“Do I still need a Realtor to buy a home?”If you’re ready to start touring houses, this is a reasonable (and important) question to ask. Hiring an agent comes with a list of benefits, but there are cases in which it may be wise to go it alone. It could save you time, money, and some hassle. On the flip side, 88% of buyers in 2017 have used a real estate agent, so forgoing one is clearly not for everyone. So, what should you do?
Here’s your first step: Examine the decision even closer, and weigh our pros and cons of buying a house without a Realtor®.
Pros of doing it yourself:
You have the potential to save. This is the biggest reason why buyers chose to go solo. For some savvy buyers, the savings may be all the convincing they need. Typically, the cost of a real estate agent is 5% to 6% of the sale price, either paid by the seller or an even split between both parties. By not using a real estate agent, you may be able to negotiate for a lower sale price since there would be only one real estate agent involved (assuming that the sellers hired an agent to list their home).
You’ll be eliminating the middleman. Removing the real estate agent from the homebuying process is appealing when you want to work with the seller directly. No dealing with the relaying of messages or waiting for callbacks. You essentially become your own agent. Meaning, you take complete control of communication with the seller, and make sure your thoughts are heard, needs are met, and offers are crystal clear.
You have the upper hand if there’s a direct connection. Looking to buy your family member’s house? Putting down an offer on your neighbor’s property? This is what we mean by a direct connection. In these cases, you don’t need a Realtor to find listings, nor are they as necessary for negotiating the home’s price and conditions, because you already have a relationship with the seller.
This becomes even more beneficial to you when the house is deemed “for sale by owner,” which is when a home is sold without an agent. On top of the established comfortability between you and the seller, your negotiations are (hopefully) less rigid, and easy in nature.
Bottom line: If you chose to forgo a real estate agent, you need to demonstrate to the seller you mean business, which makes getting preapproved for a mortgage even more important.
Cons of doing it yourself:
You can’t match the knowledge of a Realtor. Sure, you can memorize all the homebuying and mortgage terms in the book, but a Realtor is trained to speak the language and educate you on the process. Who would you turn to if you have a pressing question in a stressful situation? Plus, buying a home requires a lot of documentation, forms, and reports, and a Realtor will help you manage the paperwork, while avoiding delays and costly missteps along the way.
You only have access to so much information. Real estate sites and home buying apps have taken the internet by storm. You can find up-to-date listings any time you want. It’s amazing. And yet, you still aren’t privy to all the homes for sale in a given neighborhood whereas a Realtor has access to all the listings, most notably in the MLS real estate portal. They also have the know-how to find those hidden gems for sale, and may get advance notice on properties before they hit the market.
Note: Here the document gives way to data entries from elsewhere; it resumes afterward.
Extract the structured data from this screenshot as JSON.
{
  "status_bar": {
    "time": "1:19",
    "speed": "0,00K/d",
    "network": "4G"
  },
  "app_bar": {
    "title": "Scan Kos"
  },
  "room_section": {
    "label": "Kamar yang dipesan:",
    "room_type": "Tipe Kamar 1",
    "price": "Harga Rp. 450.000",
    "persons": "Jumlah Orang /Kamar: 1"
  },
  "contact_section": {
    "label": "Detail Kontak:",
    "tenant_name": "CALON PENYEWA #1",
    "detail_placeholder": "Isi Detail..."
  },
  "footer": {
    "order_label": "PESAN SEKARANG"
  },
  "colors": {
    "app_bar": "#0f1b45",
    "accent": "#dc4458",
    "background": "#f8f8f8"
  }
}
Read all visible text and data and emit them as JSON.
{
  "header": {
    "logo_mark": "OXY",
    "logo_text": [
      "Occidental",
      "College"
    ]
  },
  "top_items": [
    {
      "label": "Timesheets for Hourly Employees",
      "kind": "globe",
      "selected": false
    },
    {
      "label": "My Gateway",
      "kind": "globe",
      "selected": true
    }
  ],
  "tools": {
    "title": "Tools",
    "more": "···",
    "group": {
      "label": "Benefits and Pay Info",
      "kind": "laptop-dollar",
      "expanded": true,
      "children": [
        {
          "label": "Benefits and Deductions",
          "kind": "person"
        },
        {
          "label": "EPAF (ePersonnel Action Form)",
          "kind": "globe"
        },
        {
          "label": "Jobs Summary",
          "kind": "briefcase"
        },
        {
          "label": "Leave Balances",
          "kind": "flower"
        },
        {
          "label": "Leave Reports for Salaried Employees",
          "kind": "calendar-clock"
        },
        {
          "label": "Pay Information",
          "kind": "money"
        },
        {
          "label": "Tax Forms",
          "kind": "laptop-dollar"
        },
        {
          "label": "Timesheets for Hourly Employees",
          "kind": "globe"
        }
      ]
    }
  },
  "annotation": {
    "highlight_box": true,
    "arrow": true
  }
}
Looking to buy a house without a Realtor in a town you’re unfamiliar with? Good luck learning all the ins and outs of the new area. On the other hand, there’s no one more well-informed of a given area and its subtleties than a local Realtor.
Information about a home is anyone’s guess. When viewing a house without a Realtor, it’s solely up to you to determine the physical property and the “nuts and bolts” of the house are in good standing (before the home inspection process, of course). Are you confident in your ability to assess the house with the same attention to detail of a Realtor? Consider this, from Realtor.com:
“[A Realtor] can tell you about the perils of polybutylene piping (a plumbing material that’s prone to bursting), or the concerns with FRT plywood (a roofing material that can spontaneously combust in higher temperatures, like those in attics). Your Realtor can go beyond the aesthetics and tell you important details about homes you’re considering.”
Not only that, but the home’s history, too. They can help you get a home’s Comprehensive Loss Underwriting Exchange report, or CLUE. This report gives dates of claims, cause of loss, amount paid, and more. This report can provide comfort or apprehension for a buyer.
Negotiating isn’t a walk in the park. In a lot of ways, negotiating is an art form, especially for something as significant as a home. You may think you have the negotiation skills necessary to woo a seller into accepting your offer, but don't count on it. Most sellers aren’t naïve, and will probably have an agent right next to them.
Realtors are seasoned negotiators, and will lead the charge in making sure you get the best deal based on the many factors that influence the home’s value. Your inexperience or emotions could get the best of you if you don’t have a Realtor at the negotiating table.
And there you have it.
Make sure you weigh the advantages and disadvantages of buying a house without a Realtor before you move forward. What may seem like the right decision for one buyer may not be for your situation.
And then there’s the closing table. Curious about the process? So are a lot of homebuyers. Check out the answers to the Top 6 Questions Homebuyers Have About Closing.